◆ WHAT YOU NEED TO DO ◆
Could you find each line of the data below that contains the word "JSON" and copy those lines?

● ● ● ●

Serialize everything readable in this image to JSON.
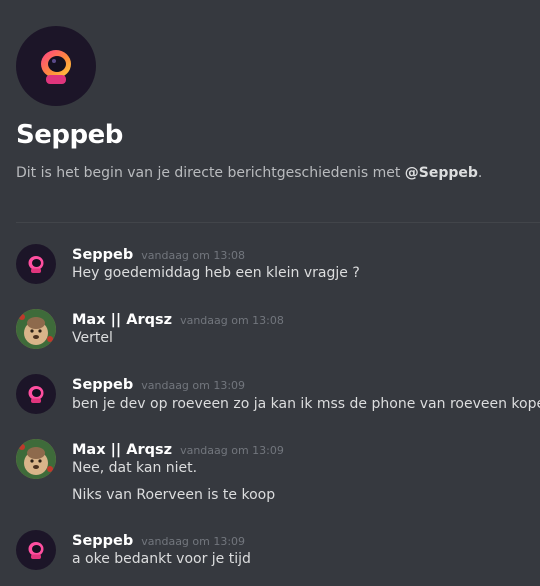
{
  "header": {
    "title": "Seppeb",
    "intro_prefix": "Dit is het begin van je directe berichtgeschiedenis met ",
    "intro_mention": "@Seppeb",
    "intro_suffix": "."
  },
  "messages": [
    {
      "author": "Seppeb",
      "timestamp": "vandaag om 13:08",
      "lines": [
        "Hey goedemiddag heb een klein vragje ?"
      ],
      "avatar": "seppeb-avatar"
    },
    {
      "author": "Max || Arqsz",
      "timestamp": "vandaag om 13:08",
      "lines": [
        "Vertel"
      ],
      "avatar": "max-avatar"
    },
    {
      "author": "Seppeb",
      "timestamp": "vandaag om 13:09",
      "lines": [
        "ben je dev op roeveen zo ja kan ik mss de phone van roeveen kopen ?"
      ],
      "avatar": "seppeb-avatar"
    },
    {
      "author": "Max || Arqsz",
      "timestamp": "vandaag om 13:09",
      "lines": [
        "Nee, dat kan niet.",
        "Niks van Roerveen is te koop"
      ],
      "avatar": "max-avatar"
    },
    {
      "author": "Seppeb",
      "timestamp": "vandaag om 13:09",
      "lines": [
        "a oke bedankt voor je tijd"
      ],
      "avatar": "seppeb-avatar"
    }
  ],
  "colors": {
    "background": "#36393f",
    "username": "#ffffff",
    "timestamp": "#72767d",
    "text": "#dcddde"
  }
}
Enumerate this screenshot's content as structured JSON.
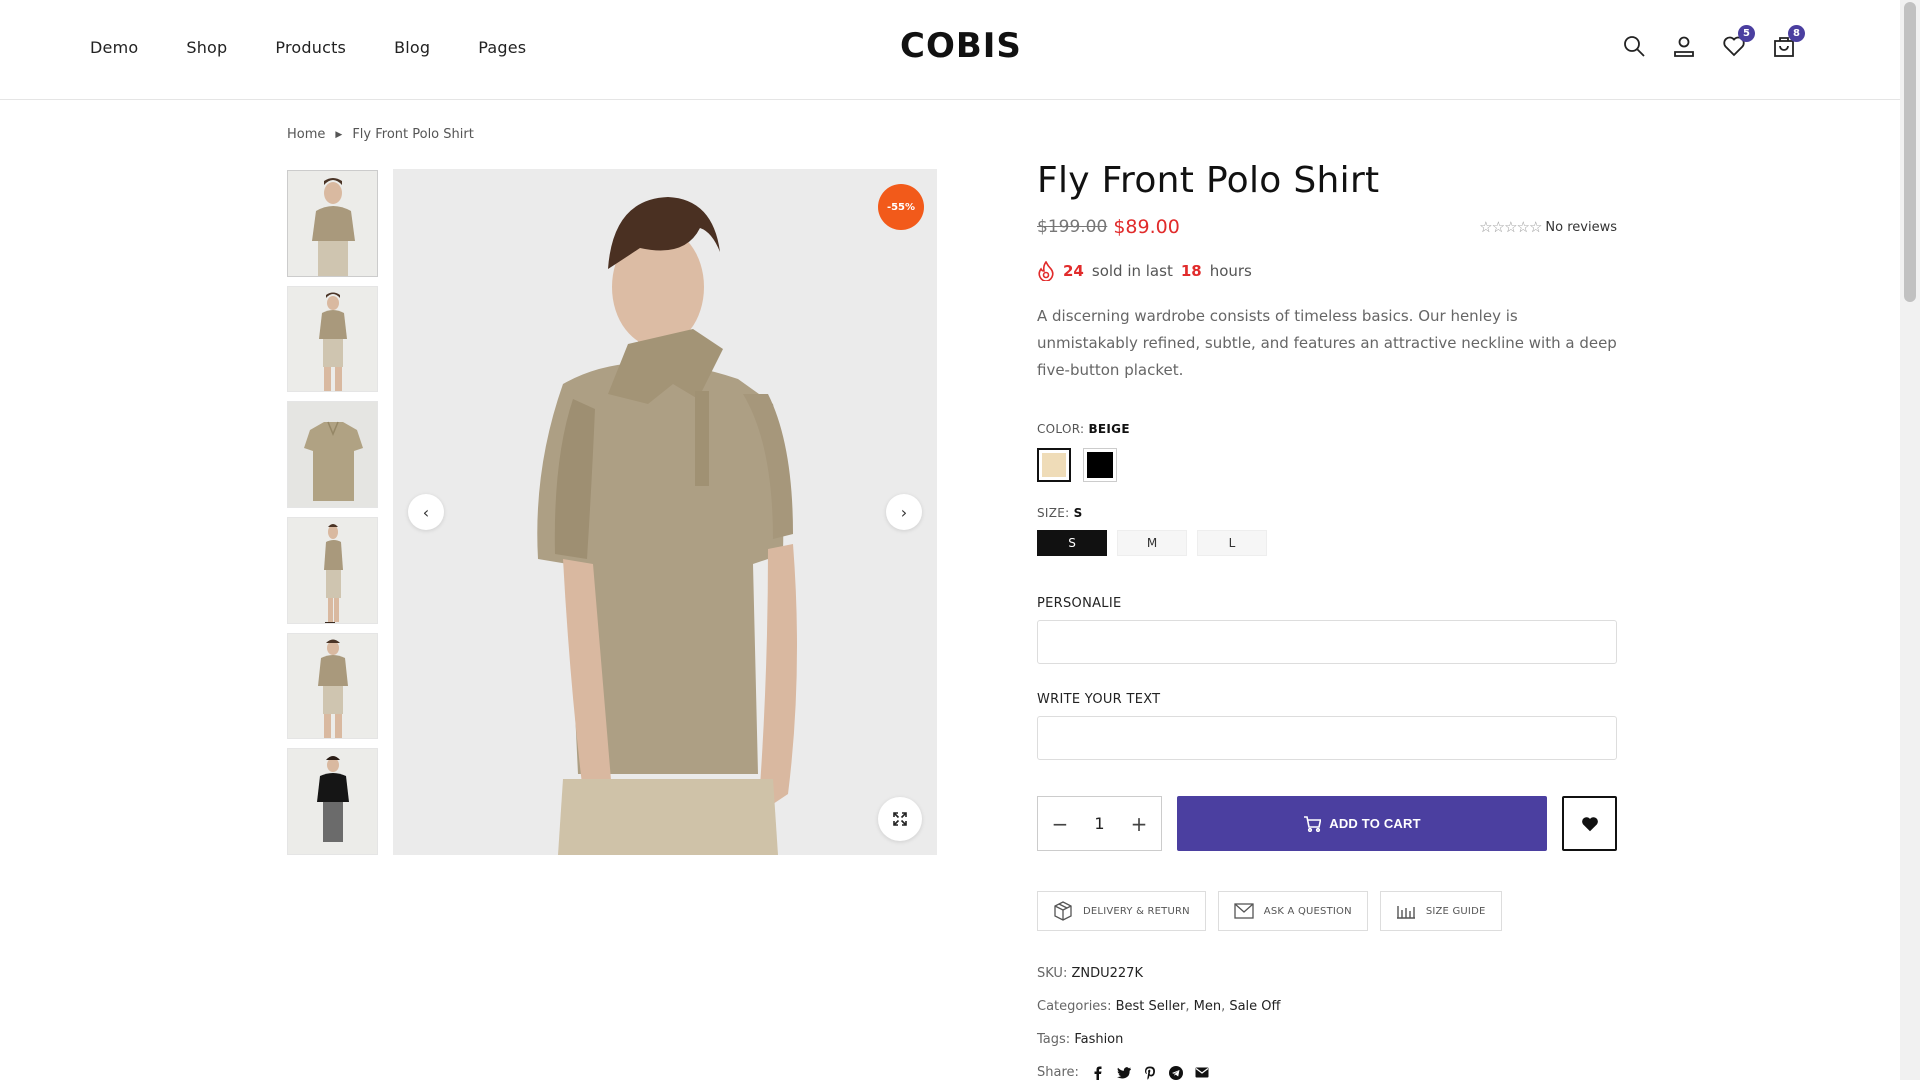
{
  "header": {
    "logo": "COBIS",
    "nav": [
      "Demo",
      "Shop",
      "Products",
      "Blog",
      "Pages"
    ],
    "wishlist_count": "5",
    "cart_count": "8"
  },
  "breadcrumb": {
    "home": "Home",
    "current": "Fly Front Polo Shirt"
  },
  "gallery": {
    "sale_badge": "-55%",
    "thumbnails": [
      "beige-front-half",
      "beige-front-full",
      "beige-flat",
      "beige-side",
      "beige-front-full-2",
      "black-front"
    ]
  },
  "product": {
    "title": "Fly Front Polo Shirt",
    "old_price": "$199.00",
    "new_price": "$89.00",
    "reviews_text": "No reviews",
    "rating": 0,
    "sold_count": "24",
    "sold_text": "sold in last",
    "sold_hours": "18",
    "hours_text": "hours",
    "description": "A discerning wardrobe consists of timeless basics. Our henley is unmistakably refined, subtle, and features an attractive neckline with a deep five-button placket.",
    "color_label": "COLOR:",
    "color_value": "BEIGE",
    "colors": [
      {
        "name": "beige",
        "hex": "#efdcb8"
      },
      {
        "name": "black",
        "hex": "#000000"
      }
    ],
    "size_label": "SIZE:",
    "size_value": "S",
    "sizes": [
      "S",
      "M",
      "L"
    ],
    "field1_label": "PERSONALIE",
    "field2_label": "WRITE YOUR TEXT",
    "quantity": "1",
    "add_to_cart": "ADD TO CART",
    "delivery_return": "DELIVERY & RETURN",
    "ask_question": "ASK A QUESTION",
    "size_guide": "SIZE GUIDE",
    "sku_label": "SKU:",
    "sku": "ZNDU227K",
    "categories_label": "Categories:",
    "categories": [
      "Best Seller",
      "Men",
      "Sale Off"
    ],
    "tags_label": "Tags:",
    "tags": "Fashion",
    "share_label": "Share:",
    "share_icons": [
      "facebook-icon",
      "twitter-icon",
      "pinterest-icon",
      "telegram-icon",
      "email-icon"
    ]
  },
  "colors": {
    "accent": "#4b3fa0",
    "sale": "#f25a1a",
    "price": "#e12b2b"
  }
}
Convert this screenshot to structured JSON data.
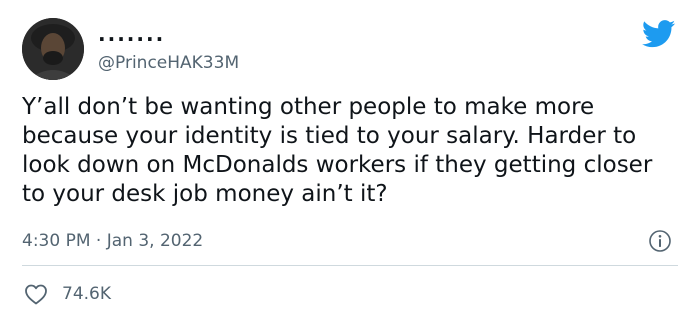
{
  "tweet": {
    "display_name": ".......",
    "handle": "@PrinceHAK33M",
    "text": "Y’all don’t be wanting other people to make more because your identity is tied to your salary. Harder to look down on McDonalds workers if they getting closer to your desk job money ain’t it?",
    "timestamp": "4:30 PM · Jan 3, 2022",
    "likes": "74.6K"
  },
  "colors": {
    "twitter_blue": "#1d9bf0",
    "secondary_text": "#536471",
    "divider": "#cfd9de"
  },
  "icons": {
    "brand": "twitter-bird-icon",
    "info": "info-icon",
    "like": "heart-icon"
  }
}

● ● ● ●

◆ TASK OUTPUT ◆
Serialize everything readable in this image to JSON.
Enumerate this screenshot's content as structured JSON.
Convert this screenshot to structured JSON data.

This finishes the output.